Starting on July 12, the company will be significantly reducing upstream speeds across most of its broadband tiers for new users. For example, users on the company’s 100 Mbps downstream tier will see their upstream speeds slashed from 35 Mbps to just 5 Mbps. Users on its 200 Mbps tier will see their upstream speeds reduced from 35 Mbps to 10 Mbps.
The changes won’t impact existing users for now, but users hoping to switch plans or nab a new bundle promotion will inevitably be shoveled toward the new, slower tiers.
Altice, which acquired U.S. cable company Cablevision and its Optimum broadband service in 2016, told Ars Technica that the changes were not due to any performance issues on the network. Instead, Altice claimed the changes were an attempt to bring the company’s service speeds "in line with other ISPs and aligned with the industry."

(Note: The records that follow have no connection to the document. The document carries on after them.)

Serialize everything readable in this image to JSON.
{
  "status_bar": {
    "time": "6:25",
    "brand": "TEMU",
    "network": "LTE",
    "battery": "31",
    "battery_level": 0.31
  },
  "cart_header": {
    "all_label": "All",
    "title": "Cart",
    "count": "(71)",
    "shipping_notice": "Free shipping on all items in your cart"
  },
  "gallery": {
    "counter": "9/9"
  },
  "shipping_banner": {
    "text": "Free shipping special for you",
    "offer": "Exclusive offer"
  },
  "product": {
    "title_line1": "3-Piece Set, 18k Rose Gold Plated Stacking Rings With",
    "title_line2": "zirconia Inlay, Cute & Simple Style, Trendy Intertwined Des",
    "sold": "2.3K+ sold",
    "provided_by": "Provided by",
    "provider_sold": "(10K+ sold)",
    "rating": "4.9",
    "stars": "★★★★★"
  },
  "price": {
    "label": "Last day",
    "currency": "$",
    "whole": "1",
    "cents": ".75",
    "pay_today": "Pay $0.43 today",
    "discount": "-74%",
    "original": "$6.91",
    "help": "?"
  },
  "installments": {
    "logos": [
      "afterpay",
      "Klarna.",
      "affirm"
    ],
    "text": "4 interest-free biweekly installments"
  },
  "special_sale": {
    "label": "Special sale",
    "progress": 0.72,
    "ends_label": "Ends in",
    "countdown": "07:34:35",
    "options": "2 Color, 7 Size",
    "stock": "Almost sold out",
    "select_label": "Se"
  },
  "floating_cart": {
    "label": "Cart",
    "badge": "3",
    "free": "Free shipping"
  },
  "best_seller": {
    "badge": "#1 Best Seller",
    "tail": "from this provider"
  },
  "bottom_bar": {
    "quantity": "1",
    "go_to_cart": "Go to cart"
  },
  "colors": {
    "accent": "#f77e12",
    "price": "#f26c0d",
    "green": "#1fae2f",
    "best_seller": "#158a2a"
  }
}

In short, Altice intends to take full advantage of limited competition and feckless government oversight by charging users more money for a worse product.
“This is jaw-droppingly perverse logic—and a neat parable about the problems of market-based service provision without competition,” activist and author Cory Doctorow said of the company’s plans. “It’s not always the case that competition sends corporations on a race to the top — but for-profit monopolies always race to the bottom.”

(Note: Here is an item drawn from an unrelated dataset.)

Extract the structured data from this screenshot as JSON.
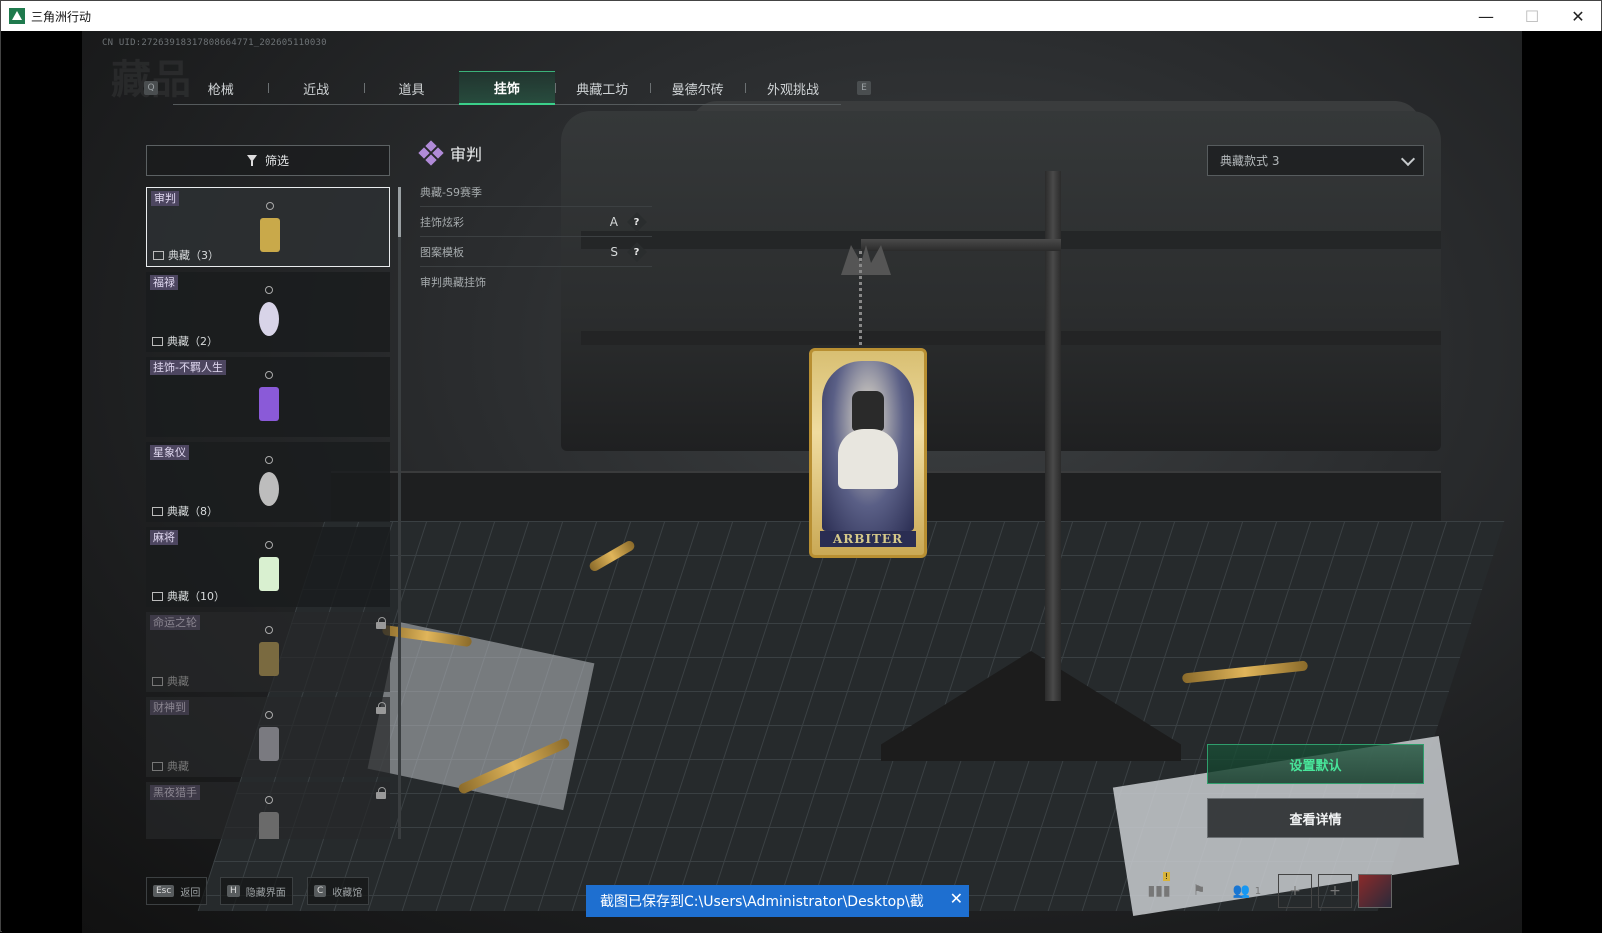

Up to 42 million Americans lack access to broadband. 83 million currently live under a broadband monopoly where they have the choice of just one ISP—usually Comcast. Millions more live under a duopoly, where their only choice consists of a cable giant or a phone company that has often neglected its DSL lines and aging infrastructure.

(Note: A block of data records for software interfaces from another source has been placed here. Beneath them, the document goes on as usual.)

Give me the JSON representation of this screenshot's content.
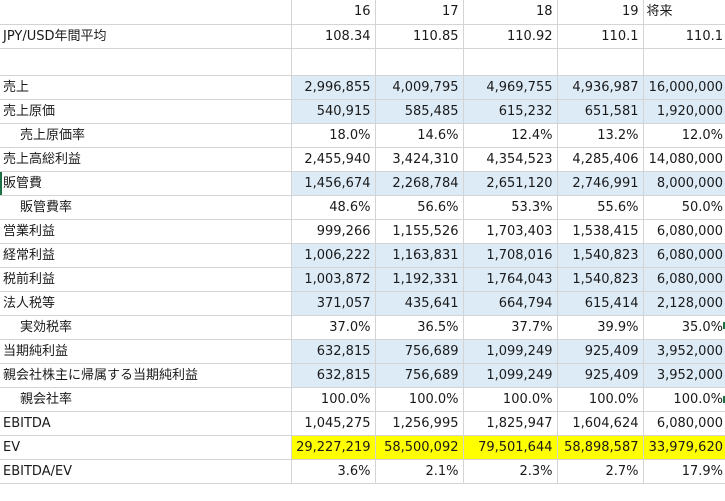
{
  "header": {
    "label": "",
    "years": [
      "16",
      "17",
      "18",
      "19",
      "将来"
    ]
  },
  "rows": [
    {
      "key": "fx",
      "label": "JPY/USD年間平均",
      "indent": false,
      "fill": "none",
      "values": [
        "108.34",
        "110.85",
        "110.92",
        "110.1",
        "110.1"
      ]
    },
    {
      "key": "blank",
      "label": "",
      "indent": false,
      "fill": "none",
      "values": [
        "",
        "",
        "",
        "",
        ""
      ]
    },
    {
      "key": "sales",
      "label": "売上",
      "indent": false,
      "fill": "blue",
      "values": [
        "2,996,855",
        "4,009,795",
        "4,969,755",
        "4,936,987",
        "16,000,000"
      ]
    },
    {
      "key": "cogs",
      "label": "売上原価",
      "indent": false,
      "fill": "blue",
      "values": [
        "540,915",
        "585,485",
        "615,232",
        "651,581",
        "1,920,000"
      ]
    },
    {
      "key": "cogs_rate",
      "label": "売上原価率",
      "indent": true,
      "fill": "none",
      "values": [
        "18.0%",
        "14.6%",
        "12.4%",
        "13.2%",
        "12.0%"
      ]
    },
    {
      "key": "gross_profit",
      "label": "売上高総利益",
      "indent": false,
      "fill": "none",
      "values": [
        "2,455,940",
        "3,424,310",
        "4,354,523",
        "4,285,406",
        "14,080,000"
      ]
    },
    {
      "key": "sga",
      "label": "販管費",
      "indent": false,
      "fill": "blue",
      "values": [
        "1,456,674",
        "2,268,784",
        "2,651,120",
        "2,746,991",
        "8,000,000"
      ]
    },
    {
      "key": "sga_rate",
      "label": "販管費率",
      "indent": true,
      "fill": "none",
      "values": [
        "48.6%",
        "56.6%",
        "53.3%",
        "55.6%",
        "50.0%"
      ]
    },
    {
      "key": "operating_profit",
      "label": "営業利益",
      "indent": false,
      "fill": "none",
      "values": [
        "999,266",
        "1,155,526",
        "1,703,403",
        "1,538,415",
        "6,080,000"
      ]
    },
    {
      "key": "ordinary_profit",
      "label": "経常利益",
      "indent": false,
      "fill": "blue",
      "values": [
        "1,006,222",
        "1,163,831",
        "1,708,016",
        "1,540,823",
        "6,080,000"
      ]
    },
    {
      "key": "pretax_profit",
      "label": "税前利益",
      "indent": false,
      "fill": "blue",
      "values": [
        "1,003,872",
        "1,192,331",
        "1,764,043",
        "1,540,823",
        "6,080,000"
      ]
    },
    {
      "key": "corp_tax",
      "label": "法人税等",
      "indent": false,
      "fill": "blue",
      "values": [
        "371,057",
        "435,641",
        "664,794",
        "615,414",
        "2,128,000"
      ]
    },
    {
      "key": "eff_tax_rate",
      "label": "実効税率",
      "indent": true,
      "fill": "none",
      "values": [
        "37.0%",
        "36.5%",
        "37.7%",
        "39.9%",
        "35.0%"
      ]
    },
    {
      "key": "net_income",
      "label": "当期純利益",
      "indent": false,
      "fill": "blue",
      "values": [
        "632,815",
        "756,689",
        "1,099,249",
        "925,409",
        "3,952,000"
      ]
    },
    {
      "key": "net_income_parent",
      "label": "親会社株主に帰属する当期純利益",
      "indent": false,
      "fill": "blue",
      "values": [
        "632,815",
        "756,689",
        "1,099,249",
        "925,409",
        "3,952,000"
      ]
    },
    {
      "key": "parent_rate",
      "label": "親会社率",
      "indent": true,
      "fill": "none",
      "values": [
        "100.0%",
        "100.0%",
        "100.0%",
        "100.0%",
        "100.0%"
      ]
    },
    {
      "key": "ebitda",
      "label": "EBITDA",
      "indent": false,
      "fill": "none",
      "values": [
        "1,045,275",
        "1,256,995",
        "1,825,947",
        "1,604,624",
        "6,080,000"
      ]
    },
    {
      "key": "ev",
      "label": "EV",
      "indent": false,
      "fill": "yellow",
      "values": [
        "29,227,219",
        "58,500,092",
        "79,501,644",
        "58,898,587",
        "33,979,620"
      ]
    },
    {
      "key": "ebitda_ev",
      "label": "EBITDA/EV",
      "indent": false,
      "fill": "none",
      "values": [
        "3.6%",
        "2.1%",
        "2.3%",
        "2.7%",
        "17.9%"
      ]
    }
  ],
  "colors": {
    "blue_fill": "#ddebf7",
    "yellow_fill": "#ffff00",
    "grid": "#d4d4d4",
    "marker": "#1e7145"
  }
}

With virtually no competition at faster speeds, entrenched cable providers have little incentive to compete on price, shore up spotty coverage, or improve what is historically terrible customer service. And with regulators and lawmakers heavily lobbied by the same companies, US leaders routinely turn a blind eye to this very profitable dysfunction.
Frustrated by this gridlock, more than 750 US towns and cities have pursued some variation of community-owned broadband. Studies have shown such home-grown networks routinely provide faster broadband service at significantly lower rates.
But prodded by telecom giants, 17 States have monopoly-backed laws restricting community broadband. Ohio lawmakers are currently debating embedding new restrictions that would be included as part of a budget bill. Last February, House Republicans proposed a new law that would have banned community broadband in the US entirely.
The Biden administration’s vague $100 billion broadband plan originally included a promise to fund community broadband. But it’s unclear if such a promise will survive Congressional infrastructure negotiations, which have already reduced the proposal’s scope by $35 billion in a bid to gain Senate Republican approval.
“Public broadband provision is a no-brainer, just like electrification and interstates — essential public goods that require large-scale, muscular government intervention to weld the nation together and propel it into the future,” Doctorow said.